*Try it*.
Nothing is to be altered. Print each record in full.

Available records Block Start

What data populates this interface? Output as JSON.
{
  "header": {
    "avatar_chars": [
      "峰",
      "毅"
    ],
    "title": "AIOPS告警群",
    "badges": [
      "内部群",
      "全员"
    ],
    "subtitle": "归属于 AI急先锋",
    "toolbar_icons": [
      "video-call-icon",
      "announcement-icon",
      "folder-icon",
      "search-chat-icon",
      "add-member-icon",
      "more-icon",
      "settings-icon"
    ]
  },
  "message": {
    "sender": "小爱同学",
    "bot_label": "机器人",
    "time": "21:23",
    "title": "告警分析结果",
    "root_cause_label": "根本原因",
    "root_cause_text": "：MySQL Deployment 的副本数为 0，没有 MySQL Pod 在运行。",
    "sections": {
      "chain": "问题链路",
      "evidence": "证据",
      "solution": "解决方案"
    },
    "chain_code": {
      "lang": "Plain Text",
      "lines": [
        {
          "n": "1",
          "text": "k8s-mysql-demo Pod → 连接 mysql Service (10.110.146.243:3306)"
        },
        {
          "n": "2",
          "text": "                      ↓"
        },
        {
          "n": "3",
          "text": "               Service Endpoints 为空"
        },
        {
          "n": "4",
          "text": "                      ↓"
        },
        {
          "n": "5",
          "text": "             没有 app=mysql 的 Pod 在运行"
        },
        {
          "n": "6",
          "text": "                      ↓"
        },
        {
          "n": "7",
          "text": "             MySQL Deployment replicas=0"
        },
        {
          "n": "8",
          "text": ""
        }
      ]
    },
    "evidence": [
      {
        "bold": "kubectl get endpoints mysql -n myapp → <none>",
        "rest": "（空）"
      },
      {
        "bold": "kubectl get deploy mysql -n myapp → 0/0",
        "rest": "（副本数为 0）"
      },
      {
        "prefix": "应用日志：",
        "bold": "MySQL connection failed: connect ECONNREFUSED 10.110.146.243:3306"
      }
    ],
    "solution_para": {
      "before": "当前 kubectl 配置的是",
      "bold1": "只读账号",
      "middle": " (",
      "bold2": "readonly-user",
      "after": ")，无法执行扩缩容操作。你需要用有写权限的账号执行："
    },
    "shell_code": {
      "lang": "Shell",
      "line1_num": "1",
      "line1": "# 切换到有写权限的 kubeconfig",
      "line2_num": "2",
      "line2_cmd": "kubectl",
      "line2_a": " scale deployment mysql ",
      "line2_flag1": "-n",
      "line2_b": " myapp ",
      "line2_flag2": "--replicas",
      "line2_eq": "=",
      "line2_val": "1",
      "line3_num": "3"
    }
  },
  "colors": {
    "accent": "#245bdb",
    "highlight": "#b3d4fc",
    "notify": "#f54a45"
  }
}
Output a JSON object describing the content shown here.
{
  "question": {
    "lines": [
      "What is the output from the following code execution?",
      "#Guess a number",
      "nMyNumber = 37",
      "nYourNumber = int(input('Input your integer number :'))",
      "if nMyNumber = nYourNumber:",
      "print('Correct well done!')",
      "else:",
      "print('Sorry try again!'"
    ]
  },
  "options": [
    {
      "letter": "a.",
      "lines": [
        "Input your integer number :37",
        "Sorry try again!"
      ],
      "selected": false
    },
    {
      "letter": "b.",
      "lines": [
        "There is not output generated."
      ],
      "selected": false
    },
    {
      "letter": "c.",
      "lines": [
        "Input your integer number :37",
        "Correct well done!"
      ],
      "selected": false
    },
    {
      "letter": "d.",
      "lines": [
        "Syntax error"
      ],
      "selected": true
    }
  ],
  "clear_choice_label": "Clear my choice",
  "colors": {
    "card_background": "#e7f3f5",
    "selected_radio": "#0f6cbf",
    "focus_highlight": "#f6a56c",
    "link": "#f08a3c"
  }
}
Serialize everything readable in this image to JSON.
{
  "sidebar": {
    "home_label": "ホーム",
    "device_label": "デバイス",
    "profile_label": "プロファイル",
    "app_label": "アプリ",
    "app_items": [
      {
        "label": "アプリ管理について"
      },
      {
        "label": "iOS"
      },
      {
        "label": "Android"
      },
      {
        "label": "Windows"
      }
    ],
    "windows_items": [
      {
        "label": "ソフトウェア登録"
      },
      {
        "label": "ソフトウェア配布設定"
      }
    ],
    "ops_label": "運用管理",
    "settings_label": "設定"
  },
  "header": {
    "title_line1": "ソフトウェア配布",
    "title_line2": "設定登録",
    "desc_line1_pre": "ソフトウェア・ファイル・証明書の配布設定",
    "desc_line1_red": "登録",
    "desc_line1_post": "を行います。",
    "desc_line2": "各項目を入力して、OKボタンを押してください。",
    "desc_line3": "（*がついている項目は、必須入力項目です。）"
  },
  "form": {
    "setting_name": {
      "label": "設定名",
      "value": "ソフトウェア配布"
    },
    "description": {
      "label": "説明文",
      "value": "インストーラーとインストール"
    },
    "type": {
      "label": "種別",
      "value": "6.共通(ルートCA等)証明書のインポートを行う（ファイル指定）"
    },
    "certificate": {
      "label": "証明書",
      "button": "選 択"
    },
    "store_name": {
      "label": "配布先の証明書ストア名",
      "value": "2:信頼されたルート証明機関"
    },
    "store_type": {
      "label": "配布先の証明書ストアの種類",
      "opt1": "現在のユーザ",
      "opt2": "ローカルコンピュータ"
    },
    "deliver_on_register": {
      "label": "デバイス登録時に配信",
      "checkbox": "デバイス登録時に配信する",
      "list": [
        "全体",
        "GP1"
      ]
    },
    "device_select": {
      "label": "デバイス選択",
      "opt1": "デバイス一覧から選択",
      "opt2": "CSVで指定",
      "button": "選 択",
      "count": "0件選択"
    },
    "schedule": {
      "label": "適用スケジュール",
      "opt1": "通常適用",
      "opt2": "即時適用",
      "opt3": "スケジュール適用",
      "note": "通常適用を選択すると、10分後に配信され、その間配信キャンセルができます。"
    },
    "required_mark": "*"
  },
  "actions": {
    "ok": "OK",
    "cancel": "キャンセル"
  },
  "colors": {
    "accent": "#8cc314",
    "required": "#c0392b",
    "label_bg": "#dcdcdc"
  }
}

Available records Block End

*Result below*.
What data populates this interface? Output as JSON.
{
  "header": {
    "avatar_chars": [
      "峰",
      "毅"
    ],
    "title": "AIOPS告警群",
    "badges": [
      "内部群",
      "全员"
    ],
    "subtitle": "归属于 AI急先锋",
    "toolbar_icons": [
      "video-call-icon",
      "announcement-icon",
      "folder-icon",
      "search-chat-icon",
      "add-member-icon",
      "more-icon",
      "settings-icon"
    ]
  },
  "message": {
    "sender": "小爱同学",
    "bot_label": "机器人",
    "time": "21:23",
    "title": "告警分析结果",
    "root_cause_label": "根本原因",
    "root_cause_text": "：MySQL Deployment 的副本数为 0，没有 MySQL Pod 在运行。",
    "sections": {
      "chain": "问题链路",
      "evidence": "证据",
      "solution": "解决方案"
    },
    "chain_code": {
      "lang": "Plain Text",
      "lines": [
        {
          "n": "1",
          "text": "k8s-mysql-demo Pod → 连接 mysql Service (10.110.146.243:3306)"
        },
        {
          "n": "2",
          "text": "                      ↓"
        },
        {
          "n": "3",
          "text": "               Service Endpoints 为空"
        },
        {
          "n": "4",
          "text": "                      ↓"
        },
        {
          "n": "5",
          "text": "             没有 app=mysql 的 Pod 在运行"
        },
        {
          "n": "6",
          "text": "                      ↓"
        },
        {
          "n": "7",
          "text": "             MySQL Deployment replicas=0"
        },
        {
          "n": "8",
          "text": ""
        }
      ]
    },
    "evidence": [
      {
        "bold": "kubectl get endpoints mysql -n myapp → <none>",
        "rest": "（空）"
      },
      {
        "bold": "kubectl get deploy mysql -n myapp → 0/0",
        "rest": "（副本数为 0）"
      },
      {
        "prefix": "应用日志：",
        "bold": "MySQL connection failed: connect ECONNREFUSED 10.110.146.243:3306"
      }
    ],
    "solution_para": {
      "before": "当前 kubectl 配置的是",
      "bold1": "只读账号",
      "middle": " (",
      "bold2": "readonly-user",
      "after": ")，无法执行扩缩容操作。你需要用有写权限的账号执行："
    },
    "shell_code": {
      "lang": "Shell",
      "line1_num": "1",
      "line1": "# 切换到有写权限的 kubeconfig",
      "line2_num": "2",
      "line2_cmd": "kubectl",
      "line2_a": " scale deployment mysql ",
      "line2_flag1": "-n",
      "line2_b": " myapp ",
      "line2_flag2": "--replicas",
      "line2_eq": "=",
      "line2_val": "1",
      "line3_num": "3"
    }
  },
  "colors": {
    "accent": "#245bdb",
    "highlight": "#b3d4fc",
    "notify": "#f54a45"
  }
}
Output a JSON object describing the content shown here.
{
  "question": {
    "lines": [
      "What is the output from the following code execution?",
      "#Guess a number",
      "nMyNumber = 37",
      "nYourNumber = int(input('Input your integer number :'))",
      "if nMyNumber = nYourNumber:",
      "print('Correct well done!')",
      "else:",
      "print('Sorry try again!'"
    ]
  },
  "options": [
    {
      "letter": "a.",
      "lines": [
        "Input your integer number :37",
        "Sorry try again!"
      ],
      "selected": false
    },
    {
      "letter": "b.",
      "lines": [
        "There is not output generated."
      ],
      "selected": false
    },
    {
      "letter": "c.",
      "lines": [
        "Input your integer number :37",
        "Correct well done!"
      ],
      "selected": false
    },
    {
      "letter": "d.",
      "lines": [
        "Syntax error"
      ],
      "selected": true
    }
  ],
  "clear_choice_label": "Clear my choice",
  "colors": {
    "card_background": "#e7f3f5",
    "selected_radio": "#0f6cbf",
    "focus_highlight": "#f6a56c",
    "link": "#f08a3c"
  }
}
Serialize everything readable in this image to JSON.
{
  "sidebar": {
    "home_label": "ホーム",
    "device_label": "デバイス",
    "profile_label": "プロファイル",
    "app_label": "アプリ",
    "app_items": [
      {
        "label": "アプリ管理について"
      },
      {
        "label": "iOS"
      },
      {
        "label": "Android"
      },
      {
        "label": "Windows"
      }
    ],
    "windows_items": [
      {
        "label": "ソフトウェア登録"
      },
      {
        "label": "ソフトウェア配布設定"
      }
    ],
    "ops_label": "運用管理",
    "settings_label": "設定"
  },
  "header": {
    "title_line1": "ソフトウェア配布",
    "title_line2": "設定登録",
    "desc_line1_pre": "ソフトウェア・ファイル・証明書の配布設定",
    "desc_line1_red": "登録",
    "desc_line1_post": "を行います。",
    "desc_line2": "各項目を入力して、OKボタンを押してください。",
    "desc_line3": "（*がついている項目は、必須入力項目です。）"
  },
  "form": {
    "setting_name": {
      "label": "設定名",
      "value": "ソフトウェア配布"
    },
    "description": {
      "label": "説明文",
      "value": "インストーラーとインストール"
    },
    "type": {
      "label": "種別",
      "value": "6.共通(ルートCA等)証明書のインポートを行う（ファイル指定）"
    },
    "certificate": {
      "label": "証明書",
      "button": "選 択"
    },
    "store_name": {
      "label": "配布先の証明書ストア名",
      "value": "2:信頼されたルート証明機関"
    },
    "store_type": {
      "label": "配布先の証明書ストアの種類",
      "opt1": "現在のユーザ",
      "opt2": "ローカルコンピュータ"
    },
    "deliver_on_register": {
      "label": "デバイス登録時に配信",
      "checkbox": "デバイス登録時に配信する",
      "list": [
        "全体",
        "GP1"
      ]
    },
    "device_select": {
      "label": "デバイス選択",
      "opt1": "デバイス一覧から選択",
      "opt2": "CSVで指定",
      "button": "選 択",
      "count": "0件選択"
    },
    "schedule": {
      "label": "適用スケジュール",
      "opt1": "通常適用",
      "opt2": "即時適用",
      "opt3": "スケジュール適用",
      "note": "通常適用を選択すると、10分後に配信され、その間配信キャンセルができます。"
    },
    "required_mark": "*"
  },
  "actions": {
    "ok": "OK",
    "cancel": "キャンセル"
  },
  "colors": {
    "accent": "#8cc314",
    "required": "#c0392b",
    "label_bg": "#dcdcdc"
  }
}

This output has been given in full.